With its unique shape, the Delicate Arch is the most recognized landmark of the Arches National Park. Even the trail leading to the Arch is worth the hike itself. It takes about 30 to 45 minutes to walk up and is doable for all ages. The higher you get, the better the views become until you reach the 20m high, freestanding natural arch. If you go in the early morning or evening, temperatures will be cooler, there won't be as many visitors and the light will be beautiful. Don't forget your water!
The most popular climb of Zion national park offers spectacular views over the Zion Canyon from the summit at 1765m. The altitude difference of the trail is 450m, getting there and back takes approximately five hours. The trail is secured but very exposed at some points, people with vertigo should stay away from this climb.

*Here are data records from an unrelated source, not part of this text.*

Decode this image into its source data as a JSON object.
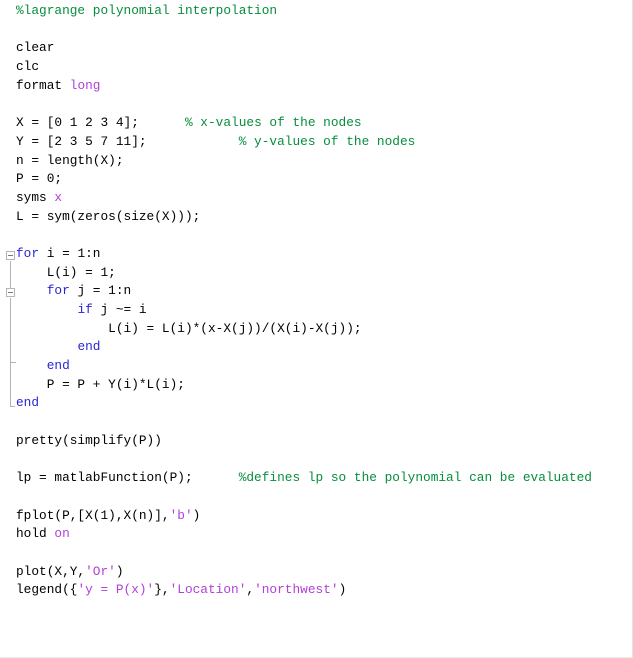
{
  "editor": {
    "app": "matlab-editor",
    "language": "MATLAB",
    "background_color": "#ffffff",
    "colors": {
      "comment": "#068e3c",
      "string": "#b140d8",
      "keyword": "#2a26d4",
      "text": "#000000",
      "fold_marker": "#b4b4b4"
    }
  },
  "code": {
    "lines": [
      {
        "segments": [
          {
            "text": "%lagrange polynomial interpolation",
            "type": "comment"
          }
        ]
      },
      {
        "segments": []
      },
      {
        "segments": [
          {
            "text": "clear",
            "type": "plain"
          }
        ]
      },
      {
        "segments": [
          {
            "text": "clc",
            "type": "plain"
          }
        ]
      },
      {
        "segments": [
          {
            "text": "format ",
            "type": "plain"
          },
          {
            "text": "long",
            "type": "string"
          }
        ]
      },
      {
        "segments": []
      },
      {
        "segments": [
          {
            "text": "X = [0 1 2 3 4];      ",
            "type": "plain"
          },
          {
            "text": "% x-values of the nodes",
            "type": "comment"
          }
        ]
      },
      {
        "segments": [
          {
            "text": "Y = [2 3 5 7 11];            ",
            "type": "plain"
          },
          {
            "text": "% y-values of the nodes",
            "type": "comment"
          }
        ]
      },
      {
        "segments": [
          {
            "text": "n = length(X);",
            "type": "plain"
          }
        ]
      },
      {
        "segments": [
          {
            "text": "P = 0;",
            "type": "plain"
          }
        ]
      },
      {
        "segments": [
          {
            "text": "syms ",
            "type": "plain"
          },
          {
            "text": "x",
            "type": "string"
          }
        ]
      },
      {
        "segments": [
          {
            "text": "L = sym(zeros(size(X)));",
            "type": "plain"
          }
        ]
      },
      {
        "segments": []
      },
      {
        "segments": [
          {
            "text": "for",
            "type": "keyword"
          },
          {
            "text": " i = 1:n",
            "type": "plain"
          }
        ]
      },
      {
        "segments": [
          {
            "text": "    L(i) = 1;",
            "type": "plain"
          }
        ]
      },
      {
        "segments": [
          {
            "text": "    ",
            "type": "plain"
          },
          {
            "text": "for",
            "type": "keyword"
          },
          {
            "text": " j = 1:n",
            "type": "plain"
          }
        ]
      },
      {
        "segments": [
          {
            "text": "        ",
            "type": "plain"
          },
          {
            "text": "if",
            "type": "keyword"
          },
          {
            "text": " j ~= i",
            "type": "plain"
          }
        ]
      },
      {
        "segments": [
          {
            "text": "            L(i) = L(i)*(x-X(j))/(X(i)-X(j));",
            "type": "plain"
          }
        ]
      },
      {
        "segments": [
          {
            "text": "        ",
            "type": "plain"
          },
          {
            "text": "end",
            "type": "keyword"
          }
        ]
      },
      {
        "segments": [
          {
            "text": "    ",
            "type": "plain"
          },
          {
            "text": "end",
            "type": "keyword"
          }
        ]
      },
      {
        "segments": [
          {
            "text": "    P = P + Y(i)*L(i);",
            "type": "plain"
          }
        ]
      },
      {
        "segments": [
          {
            "text": "end",
            "type": "keyword"
          }
        ]
      },
      {
        "segments": []
      },
      {
        "segments": [
          {
            "text": "pretty(simplify(P))",
            "type": "plain"
          }
        ]
      },
      {
        "segments": []
      },
      {
        "segments": [
          {
            "text": "lp = matlabFunction(P);      ",
            "type": "plain"
          },
          {
            "text": "%defines lp so the polynomial can be evaluated",
            "type": "comment"
          }
        ]
      },
      {
        "segments": []
      },
      {
        "segments": [
          {
            "text": "fplot(P,[X(1),X(n)],",
            "type": "plain"
          },
          {
            "text": "'b'",
            "type": "string"
          },
          {
            "text": ")",
            "type": "plain"
          }
        ]
      },
      {
        "segments": [
          {
            "text": "hold ",
            "type": "plain"
          },
          {
            "text": "on",
            "type": "string"
          }
        ]
      },
      {
        "segments": []
      },
      {
        "segments": [
          {
            "text": "plot(X,Y,",
            "type": "plain"
          },
          {
            "text": "'Or'",
            "type": "string"
          },
          {
            "text": ")",
            "type": "plain"
          }
        ]
      },
      {
        "segments": [
          {
            "text": "legend({",
            "type": "plain"
          },
          {
            "text": "'y = P(x)'",
            "type": "string"
          },
          {
            "text": "},",
            "type": "plain"
          },
          {
            "text": "'Location'",
            "type": "string"
          },
          {
            "text": ",",
            "type": "plain"
          },
          {
            "text": "'northwest'",
            "type": "string"
          },
          {
            "text": ")",
            "type": "plain"
          }
        ]
      }
    ]
  },
  "fold_markers": {
    "outer_for": {
      "label": "fold-outer-for-loop",
      "line": 13
    },
    "inner_for": {
      "label": "fold-inner-for-loop",
      "line": 15
    },
    "inner_end_tick": {
      "label": "fold-inner-end",
      "line": 19
    },
    "outer_end_corner": {
      "label": "fold-outer-end",
      "line": 21
    }
  }
}
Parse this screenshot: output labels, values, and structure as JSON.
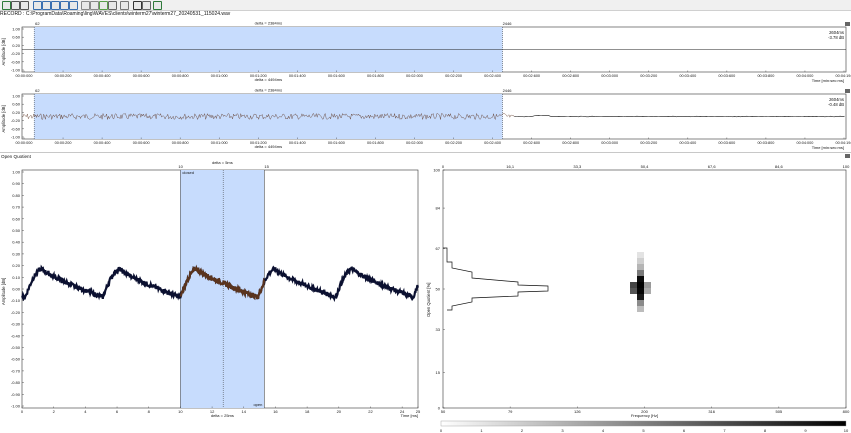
{
  "toolbar": {
    "icons": [
      "new-icon",
      "save-icon",
      "print-icon",
      "zoom-in-icon",
      "zoom-out-icon",
      "zoom-fit-icon",
      "zoom-vertical-icon",
      "zoom-horizontal-icon",
      "select-icon",
      "cut-icon",
      "marker-icon",
      "settings-icon",
      "page-icon",
      "play-icon",
      "bookmark-icon",
      "search-icon"
    ]
  },
  "record": {
    "label": "RECORD :",
    "path": "C:\\ProgramData\\Roaming\\ling\\WAVES\\clients\\winterm27\\winterm27_20240531_115024.wav"
  },
  "trace1": {
    "ylabel": "Amplitude [dB]",
    "yticks": [
      "1.00",
      "0.60",
      "0.20",
      "-0.20",
      "-0.60",
      "-1.00"
    ],
    "cursor_left": "62",
    "cursor_right": "2446",
    "delta_top": "delta = 2384ms",
    "delta_bottom": "delta = 4494ms",
    "readout_time": "2604ms",
    "readout_value": "-3.78 dB",
    "xlabel": "Time [min:sec:ms]",
    "xticks": [
      "00:00:000",
      "00:00:200",
      "00:00:400",
      "00:00:600",
      "00:00:800",
      "00:01:000",
      "00:01:200",
      "00:01:400",
      "00:01:600",
      "00:01:800",
      "00:02:000",
      "00:02:200",
      "00:02:400",
      "00:02:600",
      "00:02:800",
      "00:03:000",
      "00:03:200",
      "00:03:400",
      "00:03:600",
      "00:03:800",
      "00:04:000",
      "00:04:194"
    ]
  },
  "trace2": {
    "ylabel": "Amplitude [dB]",
    "yticks": [
      "1.00",
      "0.60",
      "0.20",
      "-0.20",
      "-0.60",
      "-1.00"
    ],
    "cursor_left": "62",
    "cursor_right": "2446",
    "delta_top": "delta = 2384ms",
    "delta_bottom": "delta = 4494ms",
    "readout_time": "2604ms",
    "readout_value": "-0.48 dB",
    "xlabel": "Time [min:sec:ms]",
    "xticks": [
      "00:00:000",
      "00:00:200",
      "00:00:400",
      "00:00:600",
      "00:00:800",
      "00:01:000",
      "00:01:200",
      "00:01:400",
      "00:01:600",
      "00:01:800",
      "00:02:000",
      "00:02:200",
      "00:02:400",
      "00:02:600",
      "00:02:800",
      "00:03:000",
      "00:03:200",
      "00:03:400",
      "00:03:600",
      "00:03:800",
      "00:04:000",
      "00:04:194"
    ]
  },
  "og": {
    "section_title": "Open Quotient",
    "ylabel": "Amplitude [dB]",
    "yticks": [
      "1.00",
      "0.90",
      "0.80",
      "0.70",
      "0.60",
      "0.50",
      "0.40",
      "0.30",
      "0.20",
      "0.10",
      "0.00",
      "-0.10",
      "-0.20",
      "-0.30",
      "-0.40",
      "-0.50",
      "-0.60",
      "-0.70",
      "-0.80",
      "-0.90",
      "-1.00"
    ],
    "xticks": [
      "0",
      "2",
      "4",
      "6",
      "8",
      "10",
      "12",
      "14",
      "16",
      "18",
      "20",
      "22",
      "24",
      "25"
    ],
    "xlabel": "Time [ms]",
    "cursor_left": "10",
    "cursor_right": "15",
    "delta_top": "delta = 5ms",
    "delta_bottom": "delta = 25ms",
    "closed_label": "closed",
    "open_label": "open"
  },
  "hist": {
    "ylabel": "Open Quotient [%]",
    "yticks": [
      "100",
      "84",
      "67",
      "50",
      "33",
      "15",
      "0"
    ],
    "top_ticks": [
      "0",
      "16,1",
      "33,3",
      "50,4",
      "67,6",
      "84,6",
      "100"
    ],
    "xticks": [
      "50",
      "79",
      "126",
      "200",
      "316",
      "505",
      "800"
    ],
    "xlabel": "Frequency [Hz]"
  },
  "colorbar": {
    "ticks": [
      "0",
      "1",
      "2",
      "3",
      "4",
      "5",
      "6",
      "7",
      "8",
      "9",
      "10"
    ]
  },
  "colors": {
    "selection": "#c7dcfd",
    "trace": "#111111",
    "trace2_sel": "#5b3422",
    "og_wave": "#0b1030",
    "og_sel": "#5a341e"
  }
}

Crater Lake is the deepest lake in the US at over 594 m deep at its deepest point. The lake occupies the dormant volcanic caldera of Mount Mazama in Oregon, a sleeping vulcano. It owes its blue color to the depth and exceptional clarity of the water; with no rivers in or out, the water lost due to evaporation and subsurface seepage is replenished by rainfall and snow melt.When going by car, you can access several observation points along the "Rim Drive". There are also many hiking trails and several campgrounds inside the park. Unlicensed fishing is allowed without any limitation of size, species, or number. Swimming is allowed, too. There are boat tours to Wizard Island during summer. Cleetwood Cove Trail is the only publicly accessible path down to the waterBefore you go, check the webcams - Crater Lake is often invisible due to clouds.More information: nps.gov/crla/index.htm